▸ DIRECTIONS
Gather all lines in the records below that include the word "discord".

====== DATA TO PROCESS ======

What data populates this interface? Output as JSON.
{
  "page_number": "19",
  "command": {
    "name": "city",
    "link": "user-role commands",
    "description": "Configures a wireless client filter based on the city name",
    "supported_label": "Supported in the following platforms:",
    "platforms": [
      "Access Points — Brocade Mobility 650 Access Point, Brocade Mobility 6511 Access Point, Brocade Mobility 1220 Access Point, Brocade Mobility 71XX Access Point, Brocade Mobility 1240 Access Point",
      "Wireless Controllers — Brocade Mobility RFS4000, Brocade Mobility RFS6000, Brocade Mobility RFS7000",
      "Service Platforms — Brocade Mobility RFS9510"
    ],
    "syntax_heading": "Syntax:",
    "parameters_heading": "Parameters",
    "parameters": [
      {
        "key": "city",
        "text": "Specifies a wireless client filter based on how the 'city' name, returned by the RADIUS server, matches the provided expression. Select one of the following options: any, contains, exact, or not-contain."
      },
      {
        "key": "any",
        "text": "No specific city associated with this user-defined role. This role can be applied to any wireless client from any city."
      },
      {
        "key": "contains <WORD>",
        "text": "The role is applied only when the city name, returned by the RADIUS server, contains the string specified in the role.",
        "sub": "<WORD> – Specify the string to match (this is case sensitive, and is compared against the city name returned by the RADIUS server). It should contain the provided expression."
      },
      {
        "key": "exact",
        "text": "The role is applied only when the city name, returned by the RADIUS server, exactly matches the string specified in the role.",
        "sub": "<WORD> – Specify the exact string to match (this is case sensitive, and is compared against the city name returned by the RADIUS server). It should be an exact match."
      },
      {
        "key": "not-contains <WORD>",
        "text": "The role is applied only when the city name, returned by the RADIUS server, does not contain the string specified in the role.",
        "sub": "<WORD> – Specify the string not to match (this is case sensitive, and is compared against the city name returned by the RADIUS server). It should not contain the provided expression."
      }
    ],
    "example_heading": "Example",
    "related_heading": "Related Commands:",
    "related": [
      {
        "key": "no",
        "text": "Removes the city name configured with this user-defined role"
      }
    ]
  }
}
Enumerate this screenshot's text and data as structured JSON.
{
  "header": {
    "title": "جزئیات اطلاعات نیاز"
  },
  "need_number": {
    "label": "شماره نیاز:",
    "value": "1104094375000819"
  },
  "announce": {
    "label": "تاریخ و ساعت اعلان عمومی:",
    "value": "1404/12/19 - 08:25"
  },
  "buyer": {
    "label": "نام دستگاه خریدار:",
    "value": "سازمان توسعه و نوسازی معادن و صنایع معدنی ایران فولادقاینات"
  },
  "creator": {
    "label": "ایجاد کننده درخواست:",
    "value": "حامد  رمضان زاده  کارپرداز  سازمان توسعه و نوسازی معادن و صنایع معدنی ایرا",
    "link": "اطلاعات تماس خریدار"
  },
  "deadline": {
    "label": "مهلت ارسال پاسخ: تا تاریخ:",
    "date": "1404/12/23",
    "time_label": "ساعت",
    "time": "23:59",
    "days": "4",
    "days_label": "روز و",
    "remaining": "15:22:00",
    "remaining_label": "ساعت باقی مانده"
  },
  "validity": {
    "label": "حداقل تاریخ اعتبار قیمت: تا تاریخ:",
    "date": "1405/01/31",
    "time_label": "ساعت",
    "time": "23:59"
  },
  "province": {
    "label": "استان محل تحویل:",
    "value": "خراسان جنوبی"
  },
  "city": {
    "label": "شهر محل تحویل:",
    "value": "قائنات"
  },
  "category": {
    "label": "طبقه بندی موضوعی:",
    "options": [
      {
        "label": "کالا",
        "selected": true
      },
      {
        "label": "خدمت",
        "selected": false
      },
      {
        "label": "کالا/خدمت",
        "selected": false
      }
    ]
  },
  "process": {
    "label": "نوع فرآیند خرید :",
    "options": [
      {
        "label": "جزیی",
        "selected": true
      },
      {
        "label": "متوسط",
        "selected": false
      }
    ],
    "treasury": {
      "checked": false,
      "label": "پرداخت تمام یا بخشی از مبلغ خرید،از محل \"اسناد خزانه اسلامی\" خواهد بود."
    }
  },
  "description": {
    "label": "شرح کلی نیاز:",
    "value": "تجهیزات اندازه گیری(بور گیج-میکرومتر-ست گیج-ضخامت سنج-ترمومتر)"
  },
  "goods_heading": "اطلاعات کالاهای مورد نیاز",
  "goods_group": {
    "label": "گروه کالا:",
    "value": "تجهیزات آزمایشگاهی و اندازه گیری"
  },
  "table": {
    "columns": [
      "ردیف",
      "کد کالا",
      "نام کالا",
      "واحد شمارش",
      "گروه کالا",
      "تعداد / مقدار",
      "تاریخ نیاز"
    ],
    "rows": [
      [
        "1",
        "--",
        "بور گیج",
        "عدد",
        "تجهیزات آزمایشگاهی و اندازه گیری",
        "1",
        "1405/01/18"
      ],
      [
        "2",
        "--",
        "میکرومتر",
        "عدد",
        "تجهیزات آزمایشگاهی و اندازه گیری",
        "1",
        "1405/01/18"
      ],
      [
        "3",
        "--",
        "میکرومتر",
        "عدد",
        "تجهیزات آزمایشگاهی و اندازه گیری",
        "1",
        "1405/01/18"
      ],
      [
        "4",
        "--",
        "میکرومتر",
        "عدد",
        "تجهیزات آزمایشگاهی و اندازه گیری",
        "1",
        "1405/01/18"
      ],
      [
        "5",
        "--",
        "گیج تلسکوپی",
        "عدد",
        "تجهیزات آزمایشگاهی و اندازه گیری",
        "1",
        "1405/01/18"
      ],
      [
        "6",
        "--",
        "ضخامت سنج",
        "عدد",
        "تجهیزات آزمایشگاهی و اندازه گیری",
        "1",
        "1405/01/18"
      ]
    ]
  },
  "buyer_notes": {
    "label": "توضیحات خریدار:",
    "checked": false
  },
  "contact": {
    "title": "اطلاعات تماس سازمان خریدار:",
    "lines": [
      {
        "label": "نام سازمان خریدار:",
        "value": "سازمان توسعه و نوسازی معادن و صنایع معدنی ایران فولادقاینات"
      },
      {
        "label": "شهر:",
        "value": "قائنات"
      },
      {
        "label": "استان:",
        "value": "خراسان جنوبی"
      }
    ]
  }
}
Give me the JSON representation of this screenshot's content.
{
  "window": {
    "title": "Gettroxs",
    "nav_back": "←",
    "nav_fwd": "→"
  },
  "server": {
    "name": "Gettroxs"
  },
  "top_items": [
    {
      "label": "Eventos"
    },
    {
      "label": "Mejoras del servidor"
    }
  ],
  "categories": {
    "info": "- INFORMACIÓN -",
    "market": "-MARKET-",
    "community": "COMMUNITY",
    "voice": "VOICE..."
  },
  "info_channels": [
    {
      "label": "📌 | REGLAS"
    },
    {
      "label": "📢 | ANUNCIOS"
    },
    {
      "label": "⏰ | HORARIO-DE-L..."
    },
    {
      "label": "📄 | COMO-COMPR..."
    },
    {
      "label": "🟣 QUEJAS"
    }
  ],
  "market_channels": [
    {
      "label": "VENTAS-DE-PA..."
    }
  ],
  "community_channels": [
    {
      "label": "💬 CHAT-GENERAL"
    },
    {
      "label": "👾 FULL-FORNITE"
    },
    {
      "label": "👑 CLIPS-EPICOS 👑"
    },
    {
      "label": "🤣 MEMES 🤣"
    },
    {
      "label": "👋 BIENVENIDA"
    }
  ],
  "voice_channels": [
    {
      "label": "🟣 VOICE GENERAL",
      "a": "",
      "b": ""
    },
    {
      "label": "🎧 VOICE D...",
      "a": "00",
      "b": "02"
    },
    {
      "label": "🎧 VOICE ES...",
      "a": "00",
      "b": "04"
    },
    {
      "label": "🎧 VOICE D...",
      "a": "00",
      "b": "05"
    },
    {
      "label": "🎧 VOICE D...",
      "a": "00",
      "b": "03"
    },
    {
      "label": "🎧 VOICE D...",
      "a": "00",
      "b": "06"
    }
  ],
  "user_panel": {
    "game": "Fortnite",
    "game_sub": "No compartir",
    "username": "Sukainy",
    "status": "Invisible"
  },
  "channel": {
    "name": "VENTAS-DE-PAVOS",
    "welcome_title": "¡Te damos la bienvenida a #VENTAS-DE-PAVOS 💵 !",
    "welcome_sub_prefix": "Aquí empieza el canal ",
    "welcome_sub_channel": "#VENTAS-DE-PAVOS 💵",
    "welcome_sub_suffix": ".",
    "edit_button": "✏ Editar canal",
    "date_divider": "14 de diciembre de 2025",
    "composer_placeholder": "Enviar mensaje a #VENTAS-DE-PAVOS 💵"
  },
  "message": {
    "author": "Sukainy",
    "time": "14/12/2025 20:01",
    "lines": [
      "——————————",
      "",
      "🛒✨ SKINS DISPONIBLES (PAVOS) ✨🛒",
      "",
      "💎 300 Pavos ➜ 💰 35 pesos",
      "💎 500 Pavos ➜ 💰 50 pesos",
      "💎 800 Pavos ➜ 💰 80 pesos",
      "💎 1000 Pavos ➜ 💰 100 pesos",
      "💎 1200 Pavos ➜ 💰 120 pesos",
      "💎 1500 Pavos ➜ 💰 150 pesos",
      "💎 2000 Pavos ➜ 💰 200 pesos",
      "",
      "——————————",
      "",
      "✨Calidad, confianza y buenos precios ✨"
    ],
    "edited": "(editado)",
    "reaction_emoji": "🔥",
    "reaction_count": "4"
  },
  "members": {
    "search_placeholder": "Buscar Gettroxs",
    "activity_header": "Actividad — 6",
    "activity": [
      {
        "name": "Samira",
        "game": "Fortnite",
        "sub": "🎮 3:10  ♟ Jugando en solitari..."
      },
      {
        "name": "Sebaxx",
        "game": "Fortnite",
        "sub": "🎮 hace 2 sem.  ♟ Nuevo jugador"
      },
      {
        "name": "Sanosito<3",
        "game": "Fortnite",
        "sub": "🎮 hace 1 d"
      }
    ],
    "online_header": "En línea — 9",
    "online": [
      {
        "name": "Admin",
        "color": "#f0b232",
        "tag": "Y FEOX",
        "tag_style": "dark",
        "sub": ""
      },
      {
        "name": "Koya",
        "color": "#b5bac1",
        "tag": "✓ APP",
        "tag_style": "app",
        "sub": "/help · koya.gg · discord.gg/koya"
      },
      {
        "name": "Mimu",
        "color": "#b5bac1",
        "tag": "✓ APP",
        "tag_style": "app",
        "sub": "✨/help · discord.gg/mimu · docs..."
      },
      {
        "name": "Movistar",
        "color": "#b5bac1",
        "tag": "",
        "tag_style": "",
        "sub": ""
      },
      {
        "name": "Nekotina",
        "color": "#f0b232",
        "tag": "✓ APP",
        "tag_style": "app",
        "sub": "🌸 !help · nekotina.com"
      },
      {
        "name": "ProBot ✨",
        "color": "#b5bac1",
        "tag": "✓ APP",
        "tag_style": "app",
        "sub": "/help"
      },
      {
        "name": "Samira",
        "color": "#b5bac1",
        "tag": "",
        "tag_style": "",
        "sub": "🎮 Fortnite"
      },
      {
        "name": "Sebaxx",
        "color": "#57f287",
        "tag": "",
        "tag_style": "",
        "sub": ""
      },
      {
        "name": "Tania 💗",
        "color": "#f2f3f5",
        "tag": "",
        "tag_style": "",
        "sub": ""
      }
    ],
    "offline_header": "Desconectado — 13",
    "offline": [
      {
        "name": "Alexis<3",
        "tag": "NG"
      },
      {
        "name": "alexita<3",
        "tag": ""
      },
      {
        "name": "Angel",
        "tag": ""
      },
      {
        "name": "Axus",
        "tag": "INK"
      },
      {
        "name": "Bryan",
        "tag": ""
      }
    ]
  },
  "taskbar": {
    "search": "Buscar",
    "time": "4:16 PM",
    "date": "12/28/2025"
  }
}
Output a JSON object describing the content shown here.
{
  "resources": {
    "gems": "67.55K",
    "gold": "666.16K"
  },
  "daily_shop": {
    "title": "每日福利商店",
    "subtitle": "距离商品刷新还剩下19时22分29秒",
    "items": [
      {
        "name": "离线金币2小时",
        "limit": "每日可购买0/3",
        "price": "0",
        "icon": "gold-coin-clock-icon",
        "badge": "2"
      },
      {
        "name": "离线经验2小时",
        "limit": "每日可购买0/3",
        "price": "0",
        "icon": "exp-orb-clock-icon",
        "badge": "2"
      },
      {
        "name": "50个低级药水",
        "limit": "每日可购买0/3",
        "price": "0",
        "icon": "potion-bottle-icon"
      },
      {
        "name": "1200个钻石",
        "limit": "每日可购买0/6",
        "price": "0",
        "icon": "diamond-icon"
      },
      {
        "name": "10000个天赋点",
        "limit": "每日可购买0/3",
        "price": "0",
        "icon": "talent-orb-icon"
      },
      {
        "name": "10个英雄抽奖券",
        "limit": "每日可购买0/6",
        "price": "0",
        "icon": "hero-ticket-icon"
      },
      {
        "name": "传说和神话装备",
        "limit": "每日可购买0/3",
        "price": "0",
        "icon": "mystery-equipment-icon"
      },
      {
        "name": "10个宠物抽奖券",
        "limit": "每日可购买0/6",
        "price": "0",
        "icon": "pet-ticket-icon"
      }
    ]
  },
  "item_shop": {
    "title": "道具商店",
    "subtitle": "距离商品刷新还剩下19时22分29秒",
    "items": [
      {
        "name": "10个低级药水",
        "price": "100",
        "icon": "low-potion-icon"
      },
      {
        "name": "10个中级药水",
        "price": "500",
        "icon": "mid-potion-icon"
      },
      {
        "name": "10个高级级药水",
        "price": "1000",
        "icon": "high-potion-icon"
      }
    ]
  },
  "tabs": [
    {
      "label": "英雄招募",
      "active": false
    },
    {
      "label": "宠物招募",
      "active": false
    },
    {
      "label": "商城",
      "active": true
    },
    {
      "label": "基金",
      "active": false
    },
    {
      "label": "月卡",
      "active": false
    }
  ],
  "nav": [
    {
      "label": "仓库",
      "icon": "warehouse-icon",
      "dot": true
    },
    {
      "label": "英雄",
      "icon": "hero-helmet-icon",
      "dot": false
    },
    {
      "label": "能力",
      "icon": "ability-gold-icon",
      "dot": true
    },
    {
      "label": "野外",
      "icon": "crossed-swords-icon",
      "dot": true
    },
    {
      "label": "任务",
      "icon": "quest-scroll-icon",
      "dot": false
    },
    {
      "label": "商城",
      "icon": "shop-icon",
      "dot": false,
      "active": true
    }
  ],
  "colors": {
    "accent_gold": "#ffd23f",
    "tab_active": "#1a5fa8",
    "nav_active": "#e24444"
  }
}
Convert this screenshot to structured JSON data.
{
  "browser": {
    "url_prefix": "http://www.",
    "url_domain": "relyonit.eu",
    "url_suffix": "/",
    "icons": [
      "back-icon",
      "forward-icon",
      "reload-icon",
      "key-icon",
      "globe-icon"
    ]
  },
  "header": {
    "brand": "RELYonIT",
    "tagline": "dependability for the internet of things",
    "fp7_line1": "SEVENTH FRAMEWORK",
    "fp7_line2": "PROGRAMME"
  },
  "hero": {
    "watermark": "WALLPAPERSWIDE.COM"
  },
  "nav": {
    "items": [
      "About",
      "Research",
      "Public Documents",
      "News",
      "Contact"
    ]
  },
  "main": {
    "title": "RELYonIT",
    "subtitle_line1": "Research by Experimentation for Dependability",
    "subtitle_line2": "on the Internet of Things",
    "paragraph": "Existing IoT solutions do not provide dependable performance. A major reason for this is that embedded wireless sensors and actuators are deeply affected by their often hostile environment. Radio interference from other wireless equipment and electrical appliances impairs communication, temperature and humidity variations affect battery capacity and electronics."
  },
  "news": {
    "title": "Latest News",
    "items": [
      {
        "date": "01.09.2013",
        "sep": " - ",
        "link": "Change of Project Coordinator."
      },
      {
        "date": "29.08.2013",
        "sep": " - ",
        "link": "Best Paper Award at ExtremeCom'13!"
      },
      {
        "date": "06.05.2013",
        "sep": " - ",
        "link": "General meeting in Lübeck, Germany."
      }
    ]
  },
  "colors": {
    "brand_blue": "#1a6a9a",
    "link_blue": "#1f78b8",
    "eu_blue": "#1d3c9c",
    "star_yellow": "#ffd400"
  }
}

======

▸ RESPONSE TO THIS TASK
        "sub": "/help · koya.gg · discord.gg/koya"
        "sub": "✨/help · discord.gg/mimu · docs..."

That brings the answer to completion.